Posts Tagged ‘politics’
The Toronto Star‘s Ben Spurr reports on what could be a big problem for the TTC.
A review of the TTC’s procurement policies is raising red flags about the transit agency’s ability to manage expensive capital projects, detailing billions of dollars in cost overruns and oversight practices that fall below public-sector standards.
The report, which will be debated at Wednesday’s TTC board meeting, was authored by consulting firm KPMG. The company examined nine capital projects that the TTC launched over the past decade-and-a-half and had combined initial estimated costs of $5.1 billion. Of the nine, six incurred inflated expenses that together totalled $2.9 billion more than original estimates.
They included the Toronto York Spadina Subway Extension, whose cost soared over from $1.5 billion to $3.2 billion, and the Leslie Barns streetcar facility, whose price jumped from $345 million to $507 million. Three of four smaller-scale capital projects KPMG studied also saw budgets rise above initial projections.
The report, which council commissioned in March 2015, determined that the TTC is operating at a “low-standardized level of maturity” in the delivery of capital projects. That’s below KPMG’s benchmark for public-sector organizations. KPMG scored one TTC department as operating at an “informal” level, which means the consultant found that projects lacked documentation and standardized policies.
Bloomberg’s Thomas Penny reports on an interesting-sounding strategy for the United Kingdom’s Labour Party. Could it work?
London Mayor Sadiq Khan will call on his Labour Party to use elections to run cities across Britain next year as a springboard to defeating Prime Minister Theresa May’s Conservative government.
Speaking at the party’s annual conference in Liverpool, northwest England, Khan will say that effective local government can prove to voters that Labour is ready for power nationally. Current national polling shows the main opposition party, which has been split by a leadership battle, as much as 15 percentage points behind the Conservatives, suggesting Labour would be heavily defeated in a general election.
Mayors “can demonstrate that we can make a real difference to people’s lives,” Khan will say Tuesday, according to extracts of the speech released by his office. “With Labour in power, we can prove we are ready for government.”
Khan, who was elected in May and has the biggest personal mandate of any British politician, will say the re-election of Jeremy Corbyn on Saturday has “decided” the question of the party’s leadership and activists must concentrate on winning power instead of infighting. The mayor, who supported the leader’s challenger, Owen Smith, will say the party owes it to the most vulnerable in society.
The Toronto Star‘s San Grewal tells an inspiring story.
Call it a victory for the little guy.

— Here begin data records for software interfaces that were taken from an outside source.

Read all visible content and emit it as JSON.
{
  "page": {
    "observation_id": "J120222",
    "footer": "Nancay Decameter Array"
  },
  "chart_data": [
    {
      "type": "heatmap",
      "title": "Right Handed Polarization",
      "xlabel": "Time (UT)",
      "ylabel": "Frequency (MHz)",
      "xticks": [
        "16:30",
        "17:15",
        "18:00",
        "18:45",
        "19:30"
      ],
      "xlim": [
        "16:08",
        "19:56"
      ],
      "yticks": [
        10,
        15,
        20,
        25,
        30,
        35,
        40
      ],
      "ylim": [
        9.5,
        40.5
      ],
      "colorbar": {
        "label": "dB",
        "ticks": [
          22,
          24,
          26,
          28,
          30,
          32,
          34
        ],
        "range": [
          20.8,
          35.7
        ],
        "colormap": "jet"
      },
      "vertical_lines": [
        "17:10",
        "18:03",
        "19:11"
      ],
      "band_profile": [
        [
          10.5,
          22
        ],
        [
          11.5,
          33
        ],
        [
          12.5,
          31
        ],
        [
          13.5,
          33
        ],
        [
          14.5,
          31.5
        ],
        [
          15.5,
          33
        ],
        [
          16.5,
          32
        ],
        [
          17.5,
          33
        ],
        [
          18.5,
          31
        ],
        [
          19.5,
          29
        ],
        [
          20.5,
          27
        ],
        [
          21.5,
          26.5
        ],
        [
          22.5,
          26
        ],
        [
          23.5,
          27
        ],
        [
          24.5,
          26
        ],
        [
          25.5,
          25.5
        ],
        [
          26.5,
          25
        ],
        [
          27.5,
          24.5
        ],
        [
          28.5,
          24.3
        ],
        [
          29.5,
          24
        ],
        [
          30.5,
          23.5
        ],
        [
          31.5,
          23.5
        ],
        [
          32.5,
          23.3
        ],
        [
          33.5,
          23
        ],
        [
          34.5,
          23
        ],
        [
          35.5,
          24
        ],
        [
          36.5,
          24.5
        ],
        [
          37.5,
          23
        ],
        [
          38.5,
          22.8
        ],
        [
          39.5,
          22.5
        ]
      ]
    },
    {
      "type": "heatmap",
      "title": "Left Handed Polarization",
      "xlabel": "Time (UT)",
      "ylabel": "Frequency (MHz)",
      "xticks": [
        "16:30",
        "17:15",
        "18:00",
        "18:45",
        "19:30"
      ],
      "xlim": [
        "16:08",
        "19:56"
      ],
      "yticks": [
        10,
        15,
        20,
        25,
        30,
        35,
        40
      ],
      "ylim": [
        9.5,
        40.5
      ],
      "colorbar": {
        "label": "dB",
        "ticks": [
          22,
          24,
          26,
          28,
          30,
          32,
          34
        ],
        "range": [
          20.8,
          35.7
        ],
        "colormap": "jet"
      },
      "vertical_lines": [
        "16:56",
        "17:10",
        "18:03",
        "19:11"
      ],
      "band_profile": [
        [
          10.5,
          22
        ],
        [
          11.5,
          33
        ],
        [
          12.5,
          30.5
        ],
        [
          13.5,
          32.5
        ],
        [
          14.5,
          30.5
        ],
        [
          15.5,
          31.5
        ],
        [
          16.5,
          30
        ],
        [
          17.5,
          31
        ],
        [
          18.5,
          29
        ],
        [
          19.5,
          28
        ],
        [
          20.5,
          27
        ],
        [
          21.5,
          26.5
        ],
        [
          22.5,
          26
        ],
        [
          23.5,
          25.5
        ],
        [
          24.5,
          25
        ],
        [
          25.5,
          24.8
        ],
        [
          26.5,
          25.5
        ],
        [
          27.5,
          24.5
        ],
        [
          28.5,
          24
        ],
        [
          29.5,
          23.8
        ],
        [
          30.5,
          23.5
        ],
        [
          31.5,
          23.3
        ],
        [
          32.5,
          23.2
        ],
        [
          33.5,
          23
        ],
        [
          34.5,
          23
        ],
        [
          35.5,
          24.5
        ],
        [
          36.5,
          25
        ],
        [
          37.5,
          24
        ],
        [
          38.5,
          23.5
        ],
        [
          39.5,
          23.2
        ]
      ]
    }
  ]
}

Saturday’s historic announcement to kickoff Mississauga’s monumental Inspiration Lakeview project, with 26 hectares of newly created conservation land connected to a 100-hectare mixed-use community to house 20,000 residents next to the city’s waterfront, should never have happened.
“It started before 2006,” Councillor Jim Tovey said during a boat tour Saturday around the site, just offshore and on the edge of the city’s border with Toronto. Elected officials from every level of government were on board.
The Lakeview project will feature a mix of commercial, residential and cultural buildings on the western side of the site, which will be connected to a man-made 26-hectare conservation area featuring meadows, a forest, wetlands and trails on what is currently still part of the lake.
Tovey spoke about how before becoming a councillor in 2010, he and a group of local citizens organized themselves, partnering with a University of Toronto expert, to unite residents against the powerful forces pushing for a new gas-fired power plant where the giant coal-fired Lakeview generating station had stood for almost 50 years.
At the time of the plant’s demolition in 2007, the province had a plan in place to simply replace coal with gas, with an ally in former mayor Hazel McCallion.
Even before the plant was torn down, “We wanted to create the Lakeview legacy project,” Tovey said. The push to get rid of the plant seemed incomprehensible in a province whose thirst for electricity could barely be quenched. But Tovey and others knew demand in the area was actually beginning to decline, with the loss of manufacturing and renewable energy sources coming online.